    Jeff Passan at Yahoo Sports 1 mth ago

    Mark Prior was viral before viral existed, appointment viewing before the DVR, the proto-prospect. Certainly there were next big things before Prior, but his arrival with the Chicago Cubs hailed a shift in baseball, and especially baseball fandom, toward a culture in which fetishizing players before they've taken a single at-bat or thrown a single pitch in the major leagues is not just validated but expected.

    With the Chicago Cubs' cadre of prospects causing -gasms of all manner and variety at Wrigley Field, it's amazing to think Prior prompted the same sort of frenzy in a world without social media and hashtags. May 22, 2002, wasn't #PriorDay; it was the arrival of the No. 2 pick in the draft from the year before, one of the most polished college pitchers in memory, a 21-year-old who struck out 79 over the 51 minor league innings he needed before arriving. Chicago teemed with excitement and expectation that night and showed why it's every bit the equal of New York and San Francisco when the Cubs are relevant.
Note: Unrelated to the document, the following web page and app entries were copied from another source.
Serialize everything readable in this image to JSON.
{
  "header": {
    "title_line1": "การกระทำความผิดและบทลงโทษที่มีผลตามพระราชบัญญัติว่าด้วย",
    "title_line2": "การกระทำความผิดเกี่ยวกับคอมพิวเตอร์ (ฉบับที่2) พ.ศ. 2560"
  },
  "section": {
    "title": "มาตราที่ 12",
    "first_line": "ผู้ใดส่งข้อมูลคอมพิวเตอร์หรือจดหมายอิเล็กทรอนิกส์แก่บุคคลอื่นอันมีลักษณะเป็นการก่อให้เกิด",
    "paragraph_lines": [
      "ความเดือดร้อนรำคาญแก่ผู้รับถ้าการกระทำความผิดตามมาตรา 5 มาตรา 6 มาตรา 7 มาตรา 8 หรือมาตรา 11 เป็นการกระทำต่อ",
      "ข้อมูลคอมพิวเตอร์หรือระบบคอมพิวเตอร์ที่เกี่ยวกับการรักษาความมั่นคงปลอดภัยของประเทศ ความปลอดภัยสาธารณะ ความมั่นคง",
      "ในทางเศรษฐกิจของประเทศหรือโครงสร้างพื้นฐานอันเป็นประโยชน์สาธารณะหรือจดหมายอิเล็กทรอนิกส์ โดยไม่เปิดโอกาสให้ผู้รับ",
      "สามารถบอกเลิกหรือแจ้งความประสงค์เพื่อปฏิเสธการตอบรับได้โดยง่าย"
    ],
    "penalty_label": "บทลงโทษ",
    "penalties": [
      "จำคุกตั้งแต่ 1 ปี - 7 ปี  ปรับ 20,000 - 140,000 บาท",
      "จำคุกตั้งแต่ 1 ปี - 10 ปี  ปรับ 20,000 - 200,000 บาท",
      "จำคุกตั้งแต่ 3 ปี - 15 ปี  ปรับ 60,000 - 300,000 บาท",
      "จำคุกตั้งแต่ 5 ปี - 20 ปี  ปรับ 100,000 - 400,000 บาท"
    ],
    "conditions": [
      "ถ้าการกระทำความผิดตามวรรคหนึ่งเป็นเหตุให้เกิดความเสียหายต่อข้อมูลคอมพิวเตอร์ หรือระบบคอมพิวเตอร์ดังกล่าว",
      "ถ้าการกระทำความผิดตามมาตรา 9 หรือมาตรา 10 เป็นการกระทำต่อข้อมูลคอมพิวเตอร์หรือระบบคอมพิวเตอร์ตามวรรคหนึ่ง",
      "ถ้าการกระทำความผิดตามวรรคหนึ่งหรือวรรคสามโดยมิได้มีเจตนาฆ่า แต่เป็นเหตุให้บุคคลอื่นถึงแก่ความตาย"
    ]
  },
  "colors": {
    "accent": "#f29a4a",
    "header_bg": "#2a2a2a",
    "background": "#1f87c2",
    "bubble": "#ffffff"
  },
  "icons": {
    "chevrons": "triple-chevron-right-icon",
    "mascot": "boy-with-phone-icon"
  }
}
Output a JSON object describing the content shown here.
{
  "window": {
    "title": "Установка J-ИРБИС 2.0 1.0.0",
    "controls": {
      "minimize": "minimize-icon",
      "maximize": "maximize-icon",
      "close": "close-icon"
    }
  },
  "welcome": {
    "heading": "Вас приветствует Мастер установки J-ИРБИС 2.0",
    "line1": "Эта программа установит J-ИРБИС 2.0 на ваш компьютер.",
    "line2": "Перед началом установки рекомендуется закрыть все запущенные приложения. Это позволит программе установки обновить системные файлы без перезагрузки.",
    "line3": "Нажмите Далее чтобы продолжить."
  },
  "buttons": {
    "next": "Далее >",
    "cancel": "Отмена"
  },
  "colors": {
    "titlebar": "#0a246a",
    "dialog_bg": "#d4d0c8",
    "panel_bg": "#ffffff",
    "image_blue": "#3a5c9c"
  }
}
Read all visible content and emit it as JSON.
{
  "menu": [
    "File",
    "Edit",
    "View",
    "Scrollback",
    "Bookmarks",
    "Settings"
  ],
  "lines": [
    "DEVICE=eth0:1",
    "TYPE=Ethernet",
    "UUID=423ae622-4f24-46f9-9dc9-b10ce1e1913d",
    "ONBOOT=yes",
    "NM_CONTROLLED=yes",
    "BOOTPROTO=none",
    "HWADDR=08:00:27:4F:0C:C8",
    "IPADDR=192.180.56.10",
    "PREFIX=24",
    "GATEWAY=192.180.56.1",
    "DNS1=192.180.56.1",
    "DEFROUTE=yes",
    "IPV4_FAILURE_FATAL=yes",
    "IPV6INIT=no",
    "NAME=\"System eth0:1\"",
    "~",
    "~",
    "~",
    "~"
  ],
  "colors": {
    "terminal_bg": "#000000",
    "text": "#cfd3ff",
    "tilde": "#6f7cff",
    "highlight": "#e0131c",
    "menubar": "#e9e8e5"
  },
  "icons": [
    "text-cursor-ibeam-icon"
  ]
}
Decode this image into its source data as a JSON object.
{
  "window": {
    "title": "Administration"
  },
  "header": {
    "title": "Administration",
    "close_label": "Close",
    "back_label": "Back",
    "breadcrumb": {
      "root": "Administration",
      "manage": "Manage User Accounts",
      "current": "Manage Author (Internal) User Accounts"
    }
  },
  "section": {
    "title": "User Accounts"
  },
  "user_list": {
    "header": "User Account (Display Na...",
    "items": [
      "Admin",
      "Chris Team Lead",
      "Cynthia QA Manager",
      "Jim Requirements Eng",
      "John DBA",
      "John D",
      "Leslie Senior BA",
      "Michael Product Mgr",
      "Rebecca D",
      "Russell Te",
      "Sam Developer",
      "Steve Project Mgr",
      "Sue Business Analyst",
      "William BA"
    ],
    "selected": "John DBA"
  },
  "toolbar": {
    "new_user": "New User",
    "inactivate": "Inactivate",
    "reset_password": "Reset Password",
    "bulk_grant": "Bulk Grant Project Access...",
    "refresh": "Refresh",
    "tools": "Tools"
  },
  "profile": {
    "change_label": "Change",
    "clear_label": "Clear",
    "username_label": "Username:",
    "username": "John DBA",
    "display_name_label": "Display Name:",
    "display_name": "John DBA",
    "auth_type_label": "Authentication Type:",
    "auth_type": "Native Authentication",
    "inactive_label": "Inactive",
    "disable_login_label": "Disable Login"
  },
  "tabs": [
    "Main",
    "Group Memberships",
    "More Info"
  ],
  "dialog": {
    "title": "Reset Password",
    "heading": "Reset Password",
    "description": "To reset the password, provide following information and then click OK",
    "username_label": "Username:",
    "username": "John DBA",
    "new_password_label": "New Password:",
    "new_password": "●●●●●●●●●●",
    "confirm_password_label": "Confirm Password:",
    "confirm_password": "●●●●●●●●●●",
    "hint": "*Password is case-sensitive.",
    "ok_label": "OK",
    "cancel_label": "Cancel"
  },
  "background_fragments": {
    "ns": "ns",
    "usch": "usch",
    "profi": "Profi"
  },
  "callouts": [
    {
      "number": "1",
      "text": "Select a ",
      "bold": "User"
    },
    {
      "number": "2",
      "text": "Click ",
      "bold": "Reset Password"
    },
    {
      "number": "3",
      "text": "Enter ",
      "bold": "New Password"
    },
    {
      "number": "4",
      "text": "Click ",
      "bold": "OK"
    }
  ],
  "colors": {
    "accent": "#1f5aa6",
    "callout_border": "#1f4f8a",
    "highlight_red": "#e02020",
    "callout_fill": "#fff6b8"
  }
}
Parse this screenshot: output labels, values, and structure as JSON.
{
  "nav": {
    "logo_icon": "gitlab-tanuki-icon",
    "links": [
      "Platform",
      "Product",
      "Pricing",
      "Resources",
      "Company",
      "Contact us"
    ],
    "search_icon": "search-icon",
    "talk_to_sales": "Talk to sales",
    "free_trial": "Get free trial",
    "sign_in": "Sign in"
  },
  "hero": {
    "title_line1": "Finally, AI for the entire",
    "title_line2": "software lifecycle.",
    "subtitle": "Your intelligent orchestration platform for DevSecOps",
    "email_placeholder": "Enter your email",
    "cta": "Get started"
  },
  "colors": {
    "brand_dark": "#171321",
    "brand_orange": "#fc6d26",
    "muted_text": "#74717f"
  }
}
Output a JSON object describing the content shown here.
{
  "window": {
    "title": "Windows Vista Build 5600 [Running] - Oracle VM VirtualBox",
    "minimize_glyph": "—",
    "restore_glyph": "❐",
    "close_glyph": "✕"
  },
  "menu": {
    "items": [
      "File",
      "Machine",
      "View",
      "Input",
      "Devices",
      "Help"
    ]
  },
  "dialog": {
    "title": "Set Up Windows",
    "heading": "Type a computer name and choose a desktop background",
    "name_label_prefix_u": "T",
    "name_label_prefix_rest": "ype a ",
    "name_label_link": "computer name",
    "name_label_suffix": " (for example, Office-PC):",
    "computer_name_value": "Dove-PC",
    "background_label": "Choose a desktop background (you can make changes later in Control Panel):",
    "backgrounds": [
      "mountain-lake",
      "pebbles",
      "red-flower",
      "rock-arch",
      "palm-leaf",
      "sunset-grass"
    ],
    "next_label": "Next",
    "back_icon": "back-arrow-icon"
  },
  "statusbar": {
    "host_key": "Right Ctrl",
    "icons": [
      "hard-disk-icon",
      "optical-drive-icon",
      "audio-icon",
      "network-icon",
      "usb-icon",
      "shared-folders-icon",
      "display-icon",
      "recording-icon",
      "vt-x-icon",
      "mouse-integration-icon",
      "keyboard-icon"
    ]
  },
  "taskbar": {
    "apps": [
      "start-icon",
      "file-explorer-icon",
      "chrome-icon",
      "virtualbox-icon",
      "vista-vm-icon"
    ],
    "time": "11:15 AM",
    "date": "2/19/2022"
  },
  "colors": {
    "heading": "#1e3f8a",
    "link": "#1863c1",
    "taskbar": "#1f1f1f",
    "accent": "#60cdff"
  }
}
    If Seager can stick at shortstop – scouts think he's less equipped to do so than Correa – it's even better for the Dodgers, because in ...